# [PROMPT]
Scan the lines below for the word "guide". Copy each line you find it in.

# [MATERIAL FOR THE TASK]
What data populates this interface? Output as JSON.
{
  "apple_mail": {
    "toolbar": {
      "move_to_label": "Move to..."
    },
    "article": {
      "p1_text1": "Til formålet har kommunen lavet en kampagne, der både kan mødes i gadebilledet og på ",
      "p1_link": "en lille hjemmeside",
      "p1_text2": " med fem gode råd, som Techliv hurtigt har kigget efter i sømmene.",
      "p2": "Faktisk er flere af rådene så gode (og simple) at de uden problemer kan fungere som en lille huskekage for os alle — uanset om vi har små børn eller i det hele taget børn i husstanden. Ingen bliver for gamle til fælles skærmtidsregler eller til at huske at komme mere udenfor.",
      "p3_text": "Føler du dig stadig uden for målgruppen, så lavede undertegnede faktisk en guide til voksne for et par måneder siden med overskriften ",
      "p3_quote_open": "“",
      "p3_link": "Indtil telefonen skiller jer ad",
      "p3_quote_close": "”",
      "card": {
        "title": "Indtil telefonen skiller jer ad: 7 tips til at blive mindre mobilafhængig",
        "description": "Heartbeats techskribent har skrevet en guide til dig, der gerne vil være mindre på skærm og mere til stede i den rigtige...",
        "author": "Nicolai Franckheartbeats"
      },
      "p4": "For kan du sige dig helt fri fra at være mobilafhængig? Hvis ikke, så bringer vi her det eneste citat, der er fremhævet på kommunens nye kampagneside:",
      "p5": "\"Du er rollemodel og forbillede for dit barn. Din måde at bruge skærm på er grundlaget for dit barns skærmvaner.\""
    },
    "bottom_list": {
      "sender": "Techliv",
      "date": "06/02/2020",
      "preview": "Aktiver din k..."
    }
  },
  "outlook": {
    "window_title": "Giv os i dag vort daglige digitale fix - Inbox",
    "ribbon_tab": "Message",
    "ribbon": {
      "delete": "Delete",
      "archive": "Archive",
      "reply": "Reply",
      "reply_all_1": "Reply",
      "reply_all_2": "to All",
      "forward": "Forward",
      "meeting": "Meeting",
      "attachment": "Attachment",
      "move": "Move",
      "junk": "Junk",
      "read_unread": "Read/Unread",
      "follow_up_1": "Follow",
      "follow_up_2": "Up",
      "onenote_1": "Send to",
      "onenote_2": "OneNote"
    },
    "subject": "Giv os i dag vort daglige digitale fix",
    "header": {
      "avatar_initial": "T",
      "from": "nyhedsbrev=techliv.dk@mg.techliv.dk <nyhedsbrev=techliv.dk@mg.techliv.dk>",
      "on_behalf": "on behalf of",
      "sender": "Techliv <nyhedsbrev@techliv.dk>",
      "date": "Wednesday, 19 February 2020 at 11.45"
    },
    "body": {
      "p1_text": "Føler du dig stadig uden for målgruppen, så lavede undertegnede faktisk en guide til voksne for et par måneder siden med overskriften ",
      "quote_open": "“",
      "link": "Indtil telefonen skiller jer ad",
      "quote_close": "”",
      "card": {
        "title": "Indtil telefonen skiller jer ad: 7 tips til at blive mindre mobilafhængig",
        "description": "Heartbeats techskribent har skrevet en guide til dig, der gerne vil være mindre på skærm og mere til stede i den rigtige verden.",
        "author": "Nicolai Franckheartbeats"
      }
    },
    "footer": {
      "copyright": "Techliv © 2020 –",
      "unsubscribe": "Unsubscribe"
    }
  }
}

# [ANSWER TO THIS PROBLEM]
      "p3_text": "Føler du dig stadig uden for målgruppen, så lavede undertegnede faktisk en guide til voksne for et par måneder siden med overskriften ",
        "description": "Heartbeats techskribent har skrevet en guide til dig, der gerne vil være mindre på skærm og mere til stede i den rigtige...",
      "p1_text": "Føler du dig stadig uden for målgruppen, så lavede undertegnede faktisk en guide til voksne for et par måneder siden med overskriften ",
        "description": "Heartbeats techskribent har skrevet en guide til dig, der gerne vil være mindre på skærm og mere til stede i den rigtige verden.",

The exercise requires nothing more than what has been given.